Valmiki Tiger Reserve is the only tiger reserve in Bihar and forms the easternmost limit of India's Himalayan Terai forests. The forest contains a mix of bhabar and terai tracts and is located in the Gangetic Plains bio-geographic zone. Valmiki Tiger Reserve is located in Bihar's northwestern West Champaran district.
• In 1978, it was designated as a Wildlife Sanctuary. The Sanctuary's total area is approximately 545.15 km2.
• In 1990, Valmiki National Park was established. The park's total area is approximately 335.65 km2.
• The Valmiki Wildlife Sanctuary and National Park is the country's 18th Tiger Reserve. Valmiki National Park and Valmiki Wild Sanctuary make up the Valmiki Tiger Reserve.
• The only way into the tiger reserve is through Valmiki Nagar, due to the dense forest cover in the area. The tiger reserve shares a border with Nepal's Chitwan National Park.
• A diverse range of flora and fauna can be found in the Valmiki National Park. Moisture-bearing Sal forests, dry-bearing Sal forests, moist mixed deciduous forests without Sal, cane, and tropical seasonal swamp forests with reed beds and wet grasslands make up the park.
• Due to adequate core areas and low poaching pressure, the US–WWF has designated the Valmiki protected areas in India and Chitwan National Park and Parsa Wildlife Reserve in Nepal as Level–1 Tiger Conservation Units (TCUs).

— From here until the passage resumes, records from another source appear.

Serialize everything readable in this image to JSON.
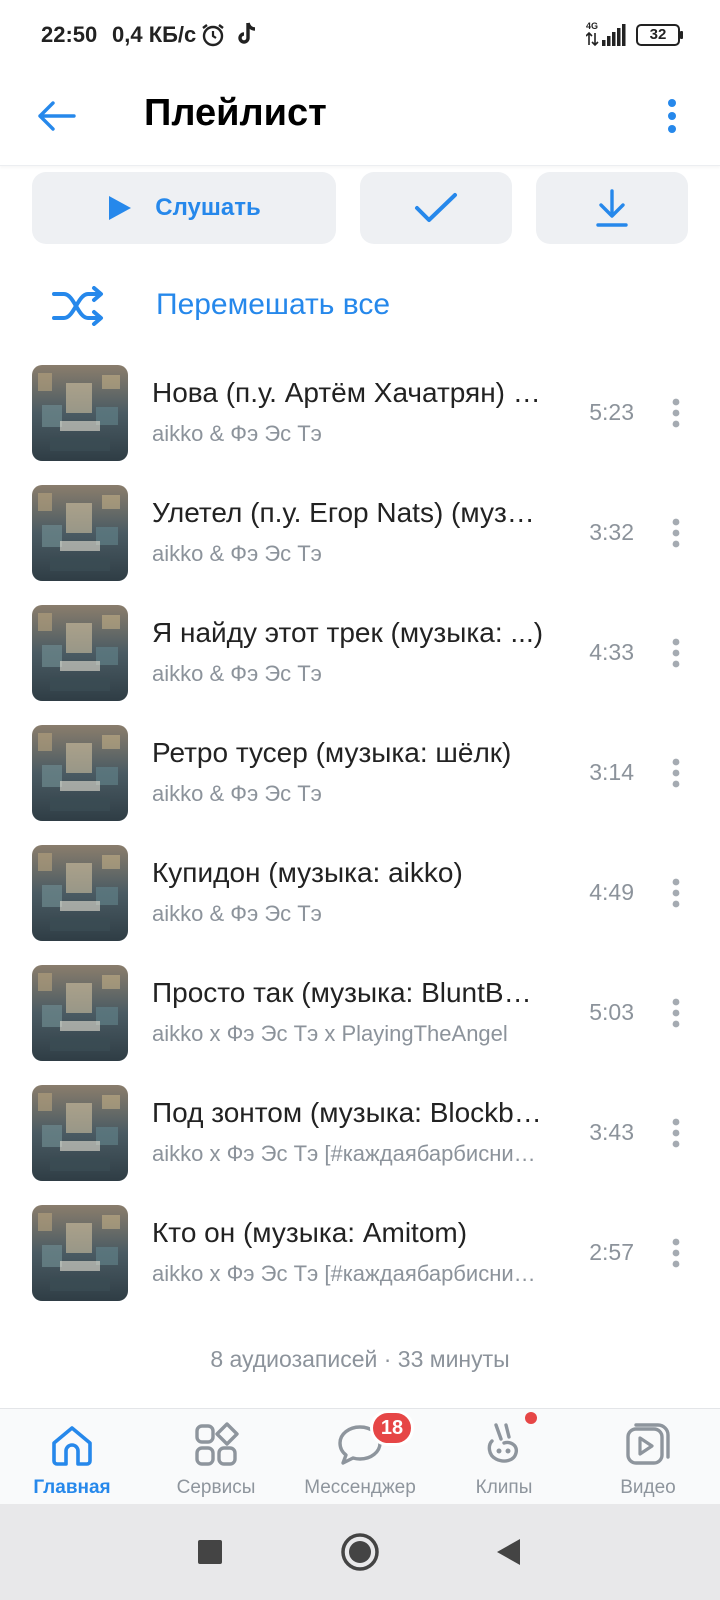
{
  "status_bar": {
    "time": "22:50",
    "speed": "0,4 КБ/с",
    "network": "4G",
    "battery": "32",
    "icons": [
      "alarm-icon",
      "tiktok-icon",
      "signal-icon",
      "battery-icon"
    ]
  },
  "header": {
    "title": "Плейлист",
    "back_icon": "arrow-left-icon",
    "more_icon": "more-vertical-icon"
  },
  "actions": {
    "listen_label": "Слушать",
    "listen_icon": "play-icon",
    "added_icon": "check-icon",
    "download_icon": "download-icon"
  },
  "shuffle": {
    "label": "Перемешать все",
    "icon": "shuffle-icon"
  },
  "tracks": [
    {
      "title": "Нова (п.у. Артём Хачатрян) (музыка: ...)",
      "artist": "aikko & Фэ Эс Тэ",
      "duration": "5:23"
    },
    {
      "title": "Улетел (п.у. Егор Nats) (музыка: ...)",
      "artist": "aikko & Фэ Эс Тэ",
      "duration": "3:32"
    },
    {
      "title": "Я найду этот трек (музыка: ...)",
      "artist": "aikko & Фэ Эс Тэ",
      "duration": "4:33"
    },
    {
      "title": "Ретро тусер (музыка: шёлк)",
      "artist": "aikko & Фэ Эс Тэ",
      "duration": "3:14"
    },
    {
      "title": "Купидон (музыка: aikko)",
      "artist": "aikko & Фэ Эс Тэ",
      "duration": "4:49"
    },
    {
      "title": "Просто так (музыка: BluntBeats)",
      "artist": "aikko x Фэ Эс Тэ x PlayingTheAngel",
      "duration": "5:03"
    },
    {
      "title": "Под зонтом (музыка: Blockbuster)",
      "artist": "aikko x Фэ Эс Тэ [#каждаябарбиснимала]",
      "duration": "3:43"
    },
    {
      "title": "Кто он (музыка: Amitom)",
      "artist": "aikko x Фэ Эс Тэ [#каждаябарбиснимала]",
      "duration": "2:57"
    }
  ],
  "summary": "8 аудиозаписей · 33 минуты",
  "tabbar": {
    "tabs": [
      {
        "label": "Главная",
        "icon": "home-icon",
        "active": true
      },
      {
        "label": "Сервисы",
        "icon": "services-icon",
        "active": false
      },
      {
        "label": "Мессенджер",
        "icon": "messenger-icon",
        "active": false,
        "badge": "18"
      },
      {
        "label": "Клипы",
        "icon": "clips-icon",
        "active": false,
        "dot": true
      },
      {
        "label": "Видео",
        "icon": "video-icon",
        "active": false
      }
    ]
  },
  "system_nav": {
    "icons": [
      "recents-icon",
      "home-circle-icon",
      "back-triangle-icon"
    ]
  },
  "colors": {
    "accent": "#2688eb",
    "secondary_text": "#8c939b",
    "badge": "#e64646"
  }
}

• The park is bisected by two rivers: the Gandak and the Masan River. Valmiki wildlife sanctuary is bordered on the west by the River Gandak. It enters India at Valmikinagar, where it is joined by two rivulets, Sonha and Pachnad, to form the holy Triveni confluence. In Nepal, the river is known as the Narayani.
• The Harha – Masan River system originates in the Valmiki Forests and flows south to form the Burhi Gandak River.
• All of these rivers, including the Rohua, Kotrahia, Manor, Bhapsa, Koshil, Singha, Dhonghi, Ganguli, and Dhoram, are full of youth and vitality.
• Mammals: tiger, rhinoceros, black bear, leopard, wild dog, wild buffalo, wild boar, hyena, leopard cat, wild cat, fishing cat, languor, monkey, Barking deer, Spotted deer, Hog deer, Blue bull, Flying squirrel, and so on.
• Reptiles – Python, Cobra, King cobra, Krait, Banded krait, Sand boa, Crocodiles, Gharial, monitor lizard etc.
• Indian bison and one-horned rhinoceros frequently migrate from Chitwan to Valmikinagar.
• There are a lot of crocodiles near Belahwa Village, which is close to the VTR.
The Valmiki world is rich in socio-cultural diversity. The dominant community in the landscape is the scheduled tribe ‘Tharu.' There are several theories about how this community in the Himalayan terai came to be colonised. Agriculture is their primary occupation, and rice is their staple food. They are non-vegetarians who enjoy chicken, pork, snails, and fish, as well as local liquor made from jaggary. Bhojpuri is the primary language. Their main festival is Rama Navami. They also have a sociocultural relationship with Nepal's Tharus. Their population is estimated to be around 2.5 lakh.
The scheduled tribes in the Valmiki landscape other than the Tharu are referred to as Dhangar, which means "retained labourer" in Oraon dialect. Oraon, Munda, Lohra, and Bhuiya are the four tribes that make up Dhangar. From the Chhotanagpur Hills, the ‘Dhangars' were brought to the area as agricultural labourers. Each Dhangar tribe speaks its own dialect and celebrates its own festivals. Their current population is estimated to be around 0.5 lakh.
'Baaji' is a term used to refer to non-tribal communities. They are outsiders who work in the villages' agriculture and small businesses.